Have the Senators ever had a waiver claim make as much of an impact early on as Victor Mete? It seems Pierre Dorion made the right decision to bring him into the organization; the team had an open spot on the left point after Mike Reilly and Braydon Coburn were traded, so why not? And Mete’s been good. According to NaturalStatTrick, his pairing with Josh Brown has been among the league’s best at suppressing opponents’ shot quality, with a 5v5 xGA/60 of just 1.18, which ranks 4th among defense pairings with over 50 minutes of ice time. Not only can he move the puck out of his own end without issue, but he can also break into the occasional highlight reel with a play like this one:

I’ll emphasize the word “occasional” because the most points Mete’s scored in a single season is 13. However, he’s just twenty-two, playing in his fourth NHL season, and if he’s given a chance to carve out a stable role with Ottawa, he could become a 20-point defenseman down the line and a big part of the team’s future.

Goalies of the Future

Despite the improved play of Matt Murray (before suffering another injury), the future of the Senators’ crease is still in question. Five goalies have played for the Senators this season; Murray is signed for three more years at $6.25M, Joey Daccord has two more years at $750k, Marcus Högberg and Filip Gustavsson are pending RFAs, and Anton Forsberg is a pending UFA after this season. Then, you’ve got Mads Søgaard and Kevin Mandolese playing in the AHL. Ideally, you’d have either Daccord or Gustavsson as the number-one in Belleville, with the other backing Murray up. The good news is that both can be sent to the minors without the risk of being claimed off waivers by another team, so you can rotate them back-and-forth, and effectively ice a three-headed monster in the NHL crease. If taxi squads are a thing next season, that makes the rotation much easier. Forsberg could also be brought back as a solid backup, but I’d prefer to see what we have in the two younger options.

The Ones in Charge

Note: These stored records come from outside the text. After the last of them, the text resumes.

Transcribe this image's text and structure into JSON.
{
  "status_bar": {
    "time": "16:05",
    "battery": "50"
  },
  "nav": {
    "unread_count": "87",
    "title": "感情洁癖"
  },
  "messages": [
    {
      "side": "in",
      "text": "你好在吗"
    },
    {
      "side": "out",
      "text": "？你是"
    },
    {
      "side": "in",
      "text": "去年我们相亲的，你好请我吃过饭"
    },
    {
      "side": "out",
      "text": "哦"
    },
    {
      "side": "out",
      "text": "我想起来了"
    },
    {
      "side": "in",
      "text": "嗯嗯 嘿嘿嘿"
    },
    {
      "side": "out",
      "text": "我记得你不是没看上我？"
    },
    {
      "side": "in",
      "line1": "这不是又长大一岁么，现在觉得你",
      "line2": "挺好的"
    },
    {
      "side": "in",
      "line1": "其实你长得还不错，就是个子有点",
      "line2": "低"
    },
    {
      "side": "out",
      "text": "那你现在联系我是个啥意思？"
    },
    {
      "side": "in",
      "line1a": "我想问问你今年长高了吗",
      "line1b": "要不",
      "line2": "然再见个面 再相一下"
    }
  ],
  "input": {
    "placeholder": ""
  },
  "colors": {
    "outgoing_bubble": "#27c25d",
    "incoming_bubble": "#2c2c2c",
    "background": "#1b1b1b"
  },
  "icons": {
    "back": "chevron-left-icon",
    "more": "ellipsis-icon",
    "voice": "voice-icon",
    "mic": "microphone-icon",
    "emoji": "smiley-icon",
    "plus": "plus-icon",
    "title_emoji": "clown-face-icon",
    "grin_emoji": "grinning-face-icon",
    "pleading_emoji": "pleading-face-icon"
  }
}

With the team headed in the right direction, you start to wonder if the current brass has what it takes to turn that promise into consistent on-ice success. Trent and Troy Mann seem to have a good thing going with their combination of drafting and development, and as alluded to earlier, D.J. Smith has the Senators playing some very inspired hockey right now. You have to hope Pierre Dorion doesn’t tinker with that group too much, as the lack of familiarity between the players at the start of the year was seen as a big factor in the team’s early struggles. The big question, of course, revolves around contract negotiations. How long can they keep the core intact? The key will be delaying any UFA negotiations for as much as possible, avoiding an Erik Karlsson/Matt Duchene situation. Signing players in their late-20s to long-term contracts will keep your team competitive in the short term, but long-term flexibility is sacrificed. Ideally, they’ll have players reach UFA status in their 30s when they’re expected to sign shorter-term deals. That’s a challenge they’ll have to navigate on the road to becoming a winning team.